EARTH SCIENCE STUDENTS DO RESEARCH!
Jenna Palmer, a double major in Earth Science and Applied Mathematics, was selected to participate in a summer program at the Harvard School of Public Health. She will spend four weeks this summer doing research in the area of epidemiology.
Earth Science major Yesenia Herrera will spend her summer doing geological research at Stanford University in California. Yesenia was accepted to Stanford's Summer Research in Geosciences and Engineering (SURGE) program.
Earth Science majors James Beer, Cesar Bustos, Eric "Spider" Heuneman,and Nimbus Shrestha were selected for summer internships at the National Soil Erosion Research Laboratory at Purdue University. The interns will work with USDA scientists on cutting-edge research, developing knowledge and technology to help conserve soil for future generations.
In Summer 2012, sixteen first-year students researched soil science and conservation as part of the USDA-funded TIERRA Project (with ESCI faculty Jean Hemzacek, Laura Sanders, and Ken Voglesonger). (See the photos!)
ESCI majors Dyln Barkstrom, Cindy Calderon, Colleen Schwartz, and Bri Yarger were summer interns at the USDA National Soil Erosion Research Laboratory at Purdue University
ESCI majors Yesenia Herrera and Sean O’Hara measured isotopic composition of carbonatites to assess carbon dioxide sources, funded by grants from NASA-Astrobiology and the SCSE to former ESCI faculty Genet Duke.
Anthony Barkan and Stephanie Hennelly, ESCI majors,spent summer 2012 in Urbana-Champaign doing research with geology professors at the University of Illinois as part of the UIUC Summer Research Opportunities Program.
ESCI major Paty Jaimes worked with professors in the agronomy department at the University of Illinois/Urbana-Champaign (funded by the USDA).
ESCI major Nimbus Shrestha interned with the USDA Natural Resources Conservation Service.
Summer 2011: Students Justin Mackey, Kyle McNamara, and Cindy Calderon studied igneous petrology and geochemistry of the Rattlesnake Hills, Wyoming, funded by the Student Center for Science Engagement (with Dr. Genet Duke). See the photos!
EARTH SCIENCE STUDENTS IN ACTION!

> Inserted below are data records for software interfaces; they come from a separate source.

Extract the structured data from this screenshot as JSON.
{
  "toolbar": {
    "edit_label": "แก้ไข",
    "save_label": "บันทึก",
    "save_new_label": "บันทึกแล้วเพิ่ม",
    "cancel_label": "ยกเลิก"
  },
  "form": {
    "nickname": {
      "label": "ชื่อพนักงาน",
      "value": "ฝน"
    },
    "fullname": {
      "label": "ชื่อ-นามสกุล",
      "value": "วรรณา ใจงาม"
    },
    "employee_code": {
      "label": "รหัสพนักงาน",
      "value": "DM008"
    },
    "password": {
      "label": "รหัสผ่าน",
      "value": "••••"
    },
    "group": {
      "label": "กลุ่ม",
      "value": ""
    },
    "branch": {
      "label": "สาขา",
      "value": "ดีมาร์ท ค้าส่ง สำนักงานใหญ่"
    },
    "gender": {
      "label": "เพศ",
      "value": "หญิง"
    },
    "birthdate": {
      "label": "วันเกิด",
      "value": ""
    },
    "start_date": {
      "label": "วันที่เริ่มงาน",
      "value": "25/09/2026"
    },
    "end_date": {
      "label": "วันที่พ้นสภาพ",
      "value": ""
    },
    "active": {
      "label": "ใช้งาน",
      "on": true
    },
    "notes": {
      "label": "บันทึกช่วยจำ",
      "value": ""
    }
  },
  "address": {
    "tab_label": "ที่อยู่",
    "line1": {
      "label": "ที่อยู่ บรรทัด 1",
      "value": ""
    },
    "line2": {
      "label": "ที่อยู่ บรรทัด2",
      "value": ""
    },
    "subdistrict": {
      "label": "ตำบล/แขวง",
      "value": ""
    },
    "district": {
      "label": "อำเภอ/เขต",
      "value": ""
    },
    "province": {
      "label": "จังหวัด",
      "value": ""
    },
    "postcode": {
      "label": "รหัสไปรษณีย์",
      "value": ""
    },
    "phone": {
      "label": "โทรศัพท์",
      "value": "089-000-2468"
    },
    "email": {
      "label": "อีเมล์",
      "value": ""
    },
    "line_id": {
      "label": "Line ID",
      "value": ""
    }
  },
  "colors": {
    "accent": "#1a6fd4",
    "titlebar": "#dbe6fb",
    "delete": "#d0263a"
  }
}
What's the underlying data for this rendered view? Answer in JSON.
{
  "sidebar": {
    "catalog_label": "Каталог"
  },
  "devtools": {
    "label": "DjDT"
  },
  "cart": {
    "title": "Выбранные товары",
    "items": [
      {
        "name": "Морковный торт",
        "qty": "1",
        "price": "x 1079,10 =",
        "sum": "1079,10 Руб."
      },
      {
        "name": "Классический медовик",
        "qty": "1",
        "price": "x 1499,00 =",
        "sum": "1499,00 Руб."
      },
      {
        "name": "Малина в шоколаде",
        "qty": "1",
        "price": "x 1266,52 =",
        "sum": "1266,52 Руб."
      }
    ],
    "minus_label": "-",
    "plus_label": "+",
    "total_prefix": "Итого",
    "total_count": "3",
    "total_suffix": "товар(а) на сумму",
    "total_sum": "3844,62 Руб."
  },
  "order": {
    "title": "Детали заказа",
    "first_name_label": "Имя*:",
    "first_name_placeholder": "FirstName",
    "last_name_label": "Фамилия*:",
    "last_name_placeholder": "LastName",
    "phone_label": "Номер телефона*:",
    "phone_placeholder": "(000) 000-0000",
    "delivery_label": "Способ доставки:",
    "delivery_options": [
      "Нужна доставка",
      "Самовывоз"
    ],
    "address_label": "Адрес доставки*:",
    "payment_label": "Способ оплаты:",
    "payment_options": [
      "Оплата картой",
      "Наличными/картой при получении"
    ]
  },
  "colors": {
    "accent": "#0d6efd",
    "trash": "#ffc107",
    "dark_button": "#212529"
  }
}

Students in Professor Nahid Brown's environmental geology class presented their work on water conservation. Watch the 2-minute video on worm composting, created by students in Prof. Brown's El Centro environmental geology class!
WHAT CAN YOU DO WITH A DEGREE
IN EARTH SCIENCE?
• Become a geologist, hydrologist, environmental scientist, environmental lawyer, geotechnical engineer, geochemist, geophysicist, meteorologist, seismologist, oceanographer, paleontologist, volcanologist—opportunities abound!
• Employment growth outlook: Faster than average (info)
• Average salary: $79,160 (info)
• Careers in the geosciences (info)
OUR DEPARTMENT MISSION
The Department of Earth Science at Northeastern Illinois University uses an integrated approach to the study of the earth environment through a synthesis of geology, oceanography, and meteorology.
We emphasize experimental studies, field work, and applications. Curricula are individually planned to provide a broad basic training in earth science and to prepare students for further graduate study or careers in the environmental, energy, and mineral fields. Programs are flexible, to meet individual student needs.
Degree options include Bachelor of Science and Master of Science, as well as a minor in Earth Science. Students can focus their coursework in the areas of petrology/mineralogy, hydrogeology, and environmental geology.
We have equipment for petrologic, petrographic, and X-ray diffraction analysis; ground water modeling by physical, field, and numerical methods; field studies involving hydraulic testing and ground water and soil sampling, including campus monitoring wells; thin sectioning and rock preparation; soil and sediment size analysis; and a student computer lab.
Two other programs are under discussion and may become available in the future: a B.A. in Environmental Geoscience, and a professional master's degree.
earth science environmental science climate